But after winning the state's 10th casino license, many in the town believe that Des Plaines has finally hit the jackpot.
"I think it's great. Create a lot of revenue for businesses here, for the town itself," restaurant owner Oscar Torres said on Monday night.
Des Plaines Mayor Tony Arredia agreed, adding: "I just left a restaurant where a couple of people said, 'Mayor, does that mean we don't have to pay any higher property taxes?' I said, 'it could mean that, it could mean that.'"
The city of Des Plaines expects to collect $9 million a year from the new casino.
The 1200 position casino will go up, along with a hotel and restaurant, at what is now an empty office complex, just a couple of blocks away from Rosemont on River Road just north of Devon Avenue.
The Illinois Gaming Board selected Des Plaines on Monday even though its bid was the lowest of the final three.
Waukegan's bidder offered $225 million.
Rosemont's bidder offered $435 million upfront.
But it was Rosemont's reputation - and that of its late mayor, Donald Stephens - that did it in, even though Stevens went to his grave denying any links to organized crime.
"Rosemont is tainted by reputation," said Illinois Gaming Board Member Charles Gardner.
The casino in Elgin is just 25 miles away from the Des Plaines location. And on Monday night, Elgin's Mayor, Ed Schock, called the Gaming Board's decision "bizarre." He says it will cannibalize revenue from riverboats in Elgin and Aurora.
But ask the people of Des Plaines, and most of them are feeling a little lucky.
Ill. Gaming Board awards casino to Des Plaines
The Illinois Gaming Board voted 3-to-1 to award the northwest suburb the state's 10th casino license on Monday.
The license has been in legal limbo for years. Des Plaines, Rosemont and Waukegan were the three finalists. Rosemont's bid, which promised the state hundreds of millions dollars more than any of the others, was undone by its reputation.

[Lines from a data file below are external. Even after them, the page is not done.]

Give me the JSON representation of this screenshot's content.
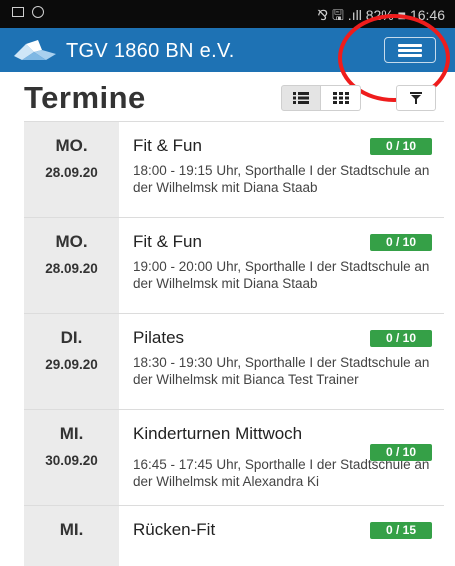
{
  "status_bar": {
    "text": "⅋ 🖫 .ıll 82% ■ 16:46"
  },
  "app": {
    "title": "TGV 1860 BN e.V."
  },
  "page": {
    "title": "Termine"
  },
  "events": [
    {
      "day": "MO.",
      "date": "28.09.20",
      "course": "Fit & Fun",
      "capacity": "0 / 10",
      "description": "18:00 - 19:15 Uhr, Sporthalle I der Stadtschule an der Wilhelmsk mit Diana Staab"
    },
    {
      "day": "MO.",
      "date": "28.09.20",
      "course": "Fit & Fun",
      "capacity": "0 / 10",
      "description": "19:00 - 20:00 Uhr, Sporthalle I der Stadtschule an der Wilhelmsk mit Diana Staab"
    },
    {
      "day": "DI.",
      "date": "29.09.20",
      "course": "Pilates",
      "capacity": "0 / 10",
      "description": "18:30 - 19:30 Uhr, Sporthalle I der Stadtschule an der Wilhelmsk mit Bianca Test Trainer"
    },
    {
      "day": "MI.",
      "date": "30.09.20",
      "course": "Kinderturnen Mittwoch",
      "capacity": "0 / 10",
      "description": "16:45 - 17:45 Uhr, Sporthalle I der Stadtschule an der Wilhelmsk mit Alexandra Ki"
    },
    {
      "day": "MI.",
      "date": "",
      "course": "Rücken-Fit",
      "capacity": "0 / 15",
      "description": ""
    }
  ],
  "colors": {
    "appbar": "#1e72b4",
    "badge": "#35a047",
    "date_column": "#ebebeb",
    "highlight_circle": "#ef1c1c"
  }
}
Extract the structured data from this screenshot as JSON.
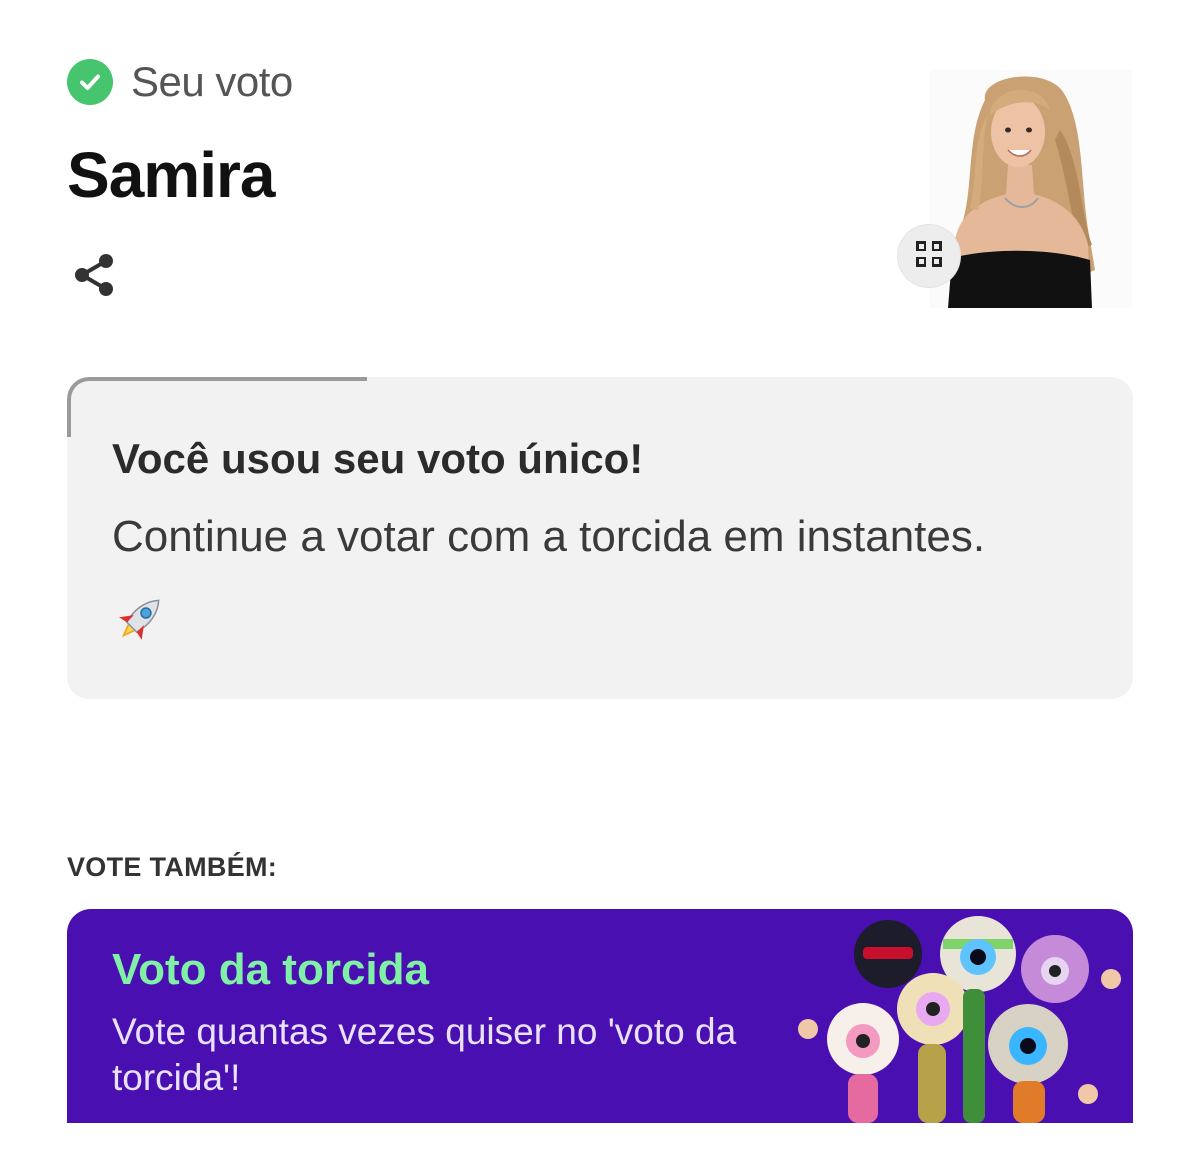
{
  "header": {
    "status_label": "Seu voto",
    "candidate_name": "Samira"
  },
  "icons": {
    "status": "check-circle-icon",
    "share": "share-icon",
    "expand": "expand-icon",
    "rocket": "rocket-icon"
  },
  "info_card": {
    "title": "Você usou seu voto único!",
    "body": "Continue a votar com a torcida em instantes."
  },
  "vote_also": {
    "label": "VOTE TAMBÉM:",
    "card": {
      "title": "Voto da torcida",
      "description": "Vote quantas vezes quiser no 'voto da torcida'!"
    }
  },
  "colors": {
    "check_green": "#46c46e",
    "card_bg": "#f2f2f2",
    "promo_bg": "#4a0fb0",
    "promo_title": "#7ff0a6"
  }
}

The village did not get a single vote.
Don Stephens has been dead for more than a year and a half but his presence loomed large Monday as the community he founded and ran lost its bid for a casino.
"They represented their arrogance, disdain, and contempt for the state gaming board that the late mayor displayed," said Charles Gardner, Illinois Gaming Board Member.
One gaming board member said he still believes the mob still influences events in Rosemont. Another said 'Rosemont was the best site for a new casino... too bad it's in Rosemont.' With that, the next town over, Des Plaines, won the bid.
"Des Plaines and Rosemont just being a few blocks away, the money flow is going to be the same," said Aaron Jaffe, Illinois Gaming Board Chairman.
Pending state approval, construction will begin in about a year and the casino will be built in stages.
"As the economy improves, we'll build the rest of the project, which will be subsequent phases consisting of one or two hotels, entertainment, restaurants, retail and so on," said Neil Bluhm, Midwest Gaming.
The Gaming Board is supposed to consider "economic need," among other factors, when deciding where to allow a casino to be built. All board members agreed Waukegan fits that bill the best. But there were concerns about former investor William Cellini's recent indictment in the state corruption probe.
"It just seems like their only interest is greed: money. Money for the state… They forgot people," said Mayor Richard Hyde, Waukegan.
Des Plaines was the low bidder among the three communities. The state will get $122 million up front, $10 million every year, plus a share of revenue.
The village spokesperson for Rosemont did not return ABC7's calls for comment. Rosemont's leaders -- past and present – have long denied ties to organized crime.
Statement from AG Lisa Madigan regarding Illinois Gaming Board's Decision to Award 10th Casino License to Des Plaines
Today, the Illinois Gaming Board voted to award the State of Illinois' 10th casino license to Midwest Gaming LLC to locate a casino in Des Plaines.
As I have repeatedly stated, I expect the Board to provide a transparent, public explanation of the decision-making process, so that it is clear how they arrived at their selection. To that end, each Board member publicly explained his vote today, and the Board also stated that it will publicly provide more detailed, written explanations at its next meeting scheduled for January 12, 2009. The Board's Staff Analysis and Recommendation is also available to the public.
I have always believed that the Board's decision must put integrity first and foremost. As the process moves forward, including the important step of completing a full Board background check on all parties associated with the application, it is critical that the Board continue to make information publicly available. Transparency will be a key factor as we move closer to restoring credibility to the 10th license.